Lines that include "title" make up the answer; copy all of them from the data below.

Dataset rows describing interfaces:

=== Begin Enclosure ===

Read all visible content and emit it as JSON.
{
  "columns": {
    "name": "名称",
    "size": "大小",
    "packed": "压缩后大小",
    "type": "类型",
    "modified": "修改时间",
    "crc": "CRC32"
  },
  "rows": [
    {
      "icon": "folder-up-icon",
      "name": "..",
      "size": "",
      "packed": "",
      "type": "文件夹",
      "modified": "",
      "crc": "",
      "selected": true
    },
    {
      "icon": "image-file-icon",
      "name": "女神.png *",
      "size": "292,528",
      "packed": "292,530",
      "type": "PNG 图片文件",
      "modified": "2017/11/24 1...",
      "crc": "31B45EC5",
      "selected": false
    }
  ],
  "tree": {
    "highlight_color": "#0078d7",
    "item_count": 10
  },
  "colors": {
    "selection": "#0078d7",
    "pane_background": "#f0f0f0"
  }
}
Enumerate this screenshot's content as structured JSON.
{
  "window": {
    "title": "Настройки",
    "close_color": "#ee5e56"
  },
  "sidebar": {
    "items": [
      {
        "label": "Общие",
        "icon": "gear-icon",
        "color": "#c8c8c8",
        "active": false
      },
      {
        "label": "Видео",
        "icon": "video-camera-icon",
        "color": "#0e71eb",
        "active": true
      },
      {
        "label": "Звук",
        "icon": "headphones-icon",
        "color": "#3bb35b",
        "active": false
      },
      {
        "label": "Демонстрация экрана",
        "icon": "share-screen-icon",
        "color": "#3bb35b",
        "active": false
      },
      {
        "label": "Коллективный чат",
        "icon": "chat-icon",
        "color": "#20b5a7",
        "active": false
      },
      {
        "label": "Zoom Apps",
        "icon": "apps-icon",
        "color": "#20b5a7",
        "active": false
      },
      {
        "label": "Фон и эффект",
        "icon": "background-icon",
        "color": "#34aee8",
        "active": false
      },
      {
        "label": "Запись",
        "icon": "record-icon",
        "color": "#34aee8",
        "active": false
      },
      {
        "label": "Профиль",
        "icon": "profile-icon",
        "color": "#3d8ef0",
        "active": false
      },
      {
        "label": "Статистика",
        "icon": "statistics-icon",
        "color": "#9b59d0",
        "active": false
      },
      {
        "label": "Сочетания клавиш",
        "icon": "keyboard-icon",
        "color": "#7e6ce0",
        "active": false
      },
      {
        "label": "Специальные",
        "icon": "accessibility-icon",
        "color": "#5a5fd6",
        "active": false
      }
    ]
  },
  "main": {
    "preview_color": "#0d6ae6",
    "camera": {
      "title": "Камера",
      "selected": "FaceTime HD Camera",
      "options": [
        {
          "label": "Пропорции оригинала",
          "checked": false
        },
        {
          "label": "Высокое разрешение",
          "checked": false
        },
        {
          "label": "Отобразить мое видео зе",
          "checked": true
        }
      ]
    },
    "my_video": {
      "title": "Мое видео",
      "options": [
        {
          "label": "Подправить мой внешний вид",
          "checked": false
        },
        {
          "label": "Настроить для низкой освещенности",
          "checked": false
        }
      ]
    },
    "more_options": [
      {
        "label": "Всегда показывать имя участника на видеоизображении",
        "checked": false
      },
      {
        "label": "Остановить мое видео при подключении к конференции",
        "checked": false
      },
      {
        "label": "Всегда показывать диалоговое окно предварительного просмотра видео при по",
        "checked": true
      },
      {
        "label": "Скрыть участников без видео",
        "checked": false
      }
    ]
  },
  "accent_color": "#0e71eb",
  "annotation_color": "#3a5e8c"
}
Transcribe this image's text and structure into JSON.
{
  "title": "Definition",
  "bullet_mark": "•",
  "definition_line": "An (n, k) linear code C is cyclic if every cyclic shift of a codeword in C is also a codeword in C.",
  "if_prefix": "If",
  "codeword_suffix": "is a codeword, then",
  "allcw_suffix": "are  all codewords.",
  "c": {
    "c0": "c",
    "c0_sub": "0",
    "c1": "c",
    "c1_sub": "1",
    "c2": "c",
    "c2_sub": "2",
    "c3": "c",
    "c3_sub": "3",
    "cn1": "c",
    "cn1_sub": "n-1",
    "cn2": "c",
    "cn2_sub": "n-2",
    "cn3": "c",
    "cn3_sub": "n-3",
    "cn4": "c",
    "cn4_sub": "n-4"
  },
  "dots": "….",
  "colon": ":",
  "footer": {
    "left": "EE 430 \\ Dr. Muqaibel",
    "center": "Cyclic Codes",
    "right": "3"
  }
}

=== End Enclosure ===

Result of this exercise:
    "title": "Настройки",
      "title": "Камера",
      "title": "Мое видео",
  "title": "Definition",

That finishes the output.